Below is a listing with pictures in it. Copy it exactly without them.

▼

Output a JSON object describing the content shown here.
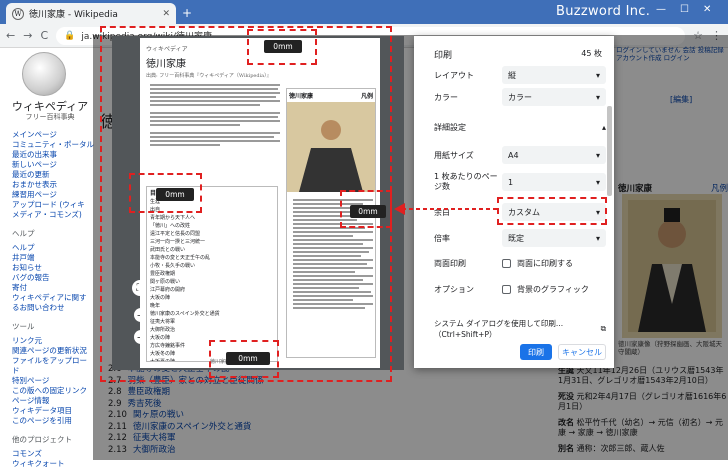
{
  "browser": {
    "tab_title": "徳川家康 - Wikipedia",
    "brand": "Buzzword Inc.",
    "url": "ja.wikipedia.org/wiki/徳川家康",
    "nav_back": "←",
    "nav_forward": "→",
    "nav_reload": "C",
    "new_tab": "+",
    "win_controls": [
      "—",
      "☐",
      "✕"
    ]
  },
  "wiki": {
    "site_title": "ウィキペディア",
    "site_sub": "フリー百科事典",
    "article_title": "徳川家康",
    "nav_main": [
      "メインページ",
      "コミュニティ・ポータル",
      "最近の出来事",
      "新しいページ",
      "最近の更新",
      "おまかせ表示",
      "練習用ページ",
      "アップロード (ウィキメディア・コモンズ)"
    ],
    "help_heading": "ヘルプ",
    "nav_help": [
      "ヘルプ",
      "井戸端",
      "お知らせ",
      "バグの報告",
      "寄付",
      "ウィキペディアに関するお問い合わせ"
    ],
    "tools_heading": "ツール",
    "nav_tools": [
      "リンク元",
      "関連ページの更新状況",
      "ファイルをアップロード",
      "特別ページ",
      "この版への固定リンク",
      "ページ情報",
      "ウィキデータ項目",
      "このページを引用"
    ],
    "other_heading": "他のプロジェクト",
    "nav_other": [
      "コモンズ",
      "ウィキクォート"
    ],
    "toc": [
      {
        "n": "2.6",
        "t": "本能寺の変と天正壬午の乱"
      },
      {
        "n": "2.7",
        "t": "羽柴（豊臣）家との対立と臣従関係"
      },
      {
        "n": "2.8",
        "t": "豊臣政権期"
      },
      {
        "n": "2.9",
        "t": "秀吉死後"
      },
      {
        "n": "2.10",
        "t": "関ヶ原の戦い"
      },
      {
        "n": "2.11",
        "t": "徳川家康のスペイン外交と通貨"
      },
      {
        "n": "2.12",
        "t": "征夷大将軍"
      },
      {
        "n": "2.13",
        "t": "大御所政治"
      }
    ],
    "top_links": "ログインしていません 会話 投稿記録 アカウント作成 ログイン",
    "infobox_title": "徳川家康",
    "infobox_right": "凡例",
    "birth_label": "生誕",
    "birth_value": "天文11年12月26日（ユリウス暦1543年1月31日、グレゴリオ暦1543年2月10日）",
    "death_label": "死没",
    "death_value": "元和2年4月17日（グレゴリオ暦1616年6月1日）",
    "rename_label": "改名",
    "rename_value": "松平竹千代（幼名）→ 元信（初名）→ 元康 → 家康 → 徳川家康",
    "alias_label": "別名",
    "alias_value": "通称：次郎三郎、蔵人佐",
    "caption": "徳川家康像（狩野探幽画、大阪城天守閣蔵）"
  },
  "preview": {
    "page_header": "ウィキペディア",
    "page_title": "徳川家康",
    "page_subtitle": "出典: フリー百科事典『ウィキペディア（Wikipedia）』",
    "infobox_title": "徳川家康",
    "infobox_right": "凡例",
    "toc_heading": "目次",
    "toc_items": [
      "生涯",
      "出自",
      "青年期から天下人へ",
      "「徳川」への改姓",
      "遠江平定と信長の同盟",
      "三河一向一揆と三河統一",
      "武田氏との戦い",
      "本能寺の変と天正壬午の乱",
      "小牧・長久手の戦い",
      "豊臣政権期",
      "関ヶ原の戦い",
      "江戸幕府の開府",
      "大坂の陣",
      "晩年",
      "徳川家康のスペイン外交と通貨",
      "征夷大将軍",
      "大御所政治",
      "大坂の陣",
      "方広寺鐘銘事件",
      "大坂冬の陣",
      "大坂夏の陣",
      "最期",
      "死因"
    ],
    "page_footer": "徳川家康 - Wikipedia"
  },
  "badges": {
    "top": "0mm",
    "left": "0mm",
    "right": "0mm",
    "bottom": "0mm"
  },
  "print": {
    "title": "印刷",
    "sheets": "45 枚",
    "layout_label": "レイアウト",
    "layout_value": "縦",
    "color_label": "カラー",
    "color_value": "カラー",
    "details_label": "詳細設定",
    "paper_label": "用紙サイズ",
    "paper_value": "A4",
    "pps_label": "1 枚あたりのページ数",
    "pps_value": "1",
    "margin_label": "余白",
    "margin_value": "カスタム",
    "scale_label": "倍率",
    "scale_value": "既定",
    "duplex_label": "両面印刷",
    "duplex_option": "両面に印刷する",
    "options_label": "オプション",
    "bg_option": "背景のグラフィック",
    "system_dialog": "システム ダイアログを使用して印刷...（Ctrl+Shift+P）",
    "print_button": "印刷",
    "cancel_button": "キャンセル"
  },
  "accent_color": "#1a73e8",
  "annotation_color": "#e02020"
}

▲

_Problem solution_
Output a JSON object describing the content shown here.
{
  "browser": {
    "tab_title": "徳川家康 - Wikipedia",
    "brand": "Buzzword Inc.",
    "url": "ja.wikipedia.org/wiki/徳川家康",
    "nav_back": "←",
    "nav_forward": "→",
    "nav_reload": "C",
    "new_tab": "+",
    "win_controls": [
      "—",
      "☐",
      "✕"
    ]
  },
  "wiki": {
    "site_title": "ウィキペディア",
    "site_sub": "フリー百科事典",
    "article_title": "徳川家康",
    "nav_main": [
      "メインページ",
      "コミュニティ・ポータル",
      "最近の出来事",
      "新しいページ",
      "最近の更新",
      "おまかせ表示",
      "練習用ページ",
      "アップロード (ウィキメディア・コモンズ)"
    ],
    "help_heading": "ヘルプ",
    "nav_help": [
      "ヘルプ",
      "井戸端",
      "お知らせ",
      "バグの報告",
      "寄付",
      "ウィキペディアに関するお問い合わせ"
    ],
    "tools_heading": "ツール",
    "nav_tools": [
      "リンク元",
      "関連ページの更新状況",
      "ファイルをアップロード",
      "特別ページ",
      "この版への固定リンク",
      "ページ情報",
      "ウィキデータ項目",
      "このページを引用"
    ],
    "other_heading": "他のプロジェクト",
    "nav_other": [
      "コモンズ",
      "ウィキクォート"
    ],
    "toc": [
      {
        "n": "2.6",
        "t": "本能寺の変と天正壬午の乱"
      },
      {
        "n": "2.7",
        "t": "羽柴（豊臣）家との対立と臣従関係"
      },
      {
        "n": "2.8",
        "t": "豊臣政権期"
      },
      {
        "n": "2.9",
        "t": "秀吉死後"
      },
      {
        "n": "2.10",
        "t": "関ヶ原の戦い"
      },
      {
        "n": "2.11",
        "t": "徳川家康のスペイン外交と通貨"
      },
      {
        "n": "2.12",
        "t": "征夷大将軍"
      },
      {
        "n": "2.13",
        "t": "大御所政治"
      }
    ],
    "top_links": "ログインしていません 会話 投稿記録 アカウント作成 ログイン",
    "infobox_title": "徳川家康",
    "infobox_right": "凡例",
    "birth_label": "生誕",
    "birth_value": "天文11年12月26日（ユリウス暦1543年1月31日、グレゴリオ暦1543年2月10日）",
    "death_label": "死没",
    "death_value": "元和2年4月17日（グレゴリオ暦1616年6月1日）",
    "rename_label": "改名",
    "rename_value": "松平竹千代（幼名）→ 元信（初名）→ 元康 → 家康 → 徳川家康",
    "alias_label": "別名",
    "alias_value": "通称：次郎三郎、蔵人佐",
    "caption": "徳川家康像（狩野探幽画、大阪城天守閣蔵）"
  },
  "preview": {
    "page_header": "ウィキペディア",
    "page_title": "徳川家康",
    "page_subtitle": "出典: フリー百科事典『ウィキペディア（Wikipedia）』",
    "infobox_title": "徳川家康",
    "infobox_right": "凡例",
    "toc_heading": "目次",
    "toc_items": [
      "生涯",
      "出自",
      "青年期から天下人へ",
      "「徳川」への改姓",
      "遠江平定と信長の同盟",
      "三河一向一揆と三河統一",
      "武田氏との戦い",
      "本能寺の変と天正壬午の乱",
      "小牧・長久手の戦い",
      "豊臣政権期",
      "関ヶ原の戦い",
      "江戸幕府の開府",
      "大坂の陣",
      "晩年",
      "徳川家康のスペイン外交と通貨",
      "征夷大将軍",
      "大御所政治",
      "大坂の陣",
      "方広寺鐘銘事件",
      "大坂冬の陣",
      "大坂夏の陣",
      "最期",
      "死因"
    ],
    "page_footer": "徳川家康 - Wikipedia"
  },
  "badges": {
    "top": "0mm",
    "left": "0mm",
    "right": "0mm",
    "bottom": "0mm"
  },
  "print": {
    "title": "印刷",
    "sheets": "45 枚",
    "layout_label": "レイアウト",
    "layout_value": "縦",
    "color_label": "カラー",
    "color_value": "カラー",
    "details_label": "詳細設定",
    "paper_label": "用紙サイズ",
    "paper_value": "A4",
    "pps_label": "1 枚あたりのページ数",
    "pps_value": "1",
    "margin_label": "余白",
    "margin_value": "カスタム",
    "scale_label": "倍率",
    "scale_value": "既定",
    "duplex_label": "両面印刷",
    "duplex_option": "両面に印刷する",
    "options_label": "オプション",
    "bg_option": "背景のグラフィック",
    "system_dialog": "システム ダイアログを使用して印刷...（Ctrl+Shift+P）",
    "print_button": "印刷",
    "cancel_button": "キャンセル"
  },
  "accent_color": "#1a73e8",
  "annotation_color": "#e02020"
}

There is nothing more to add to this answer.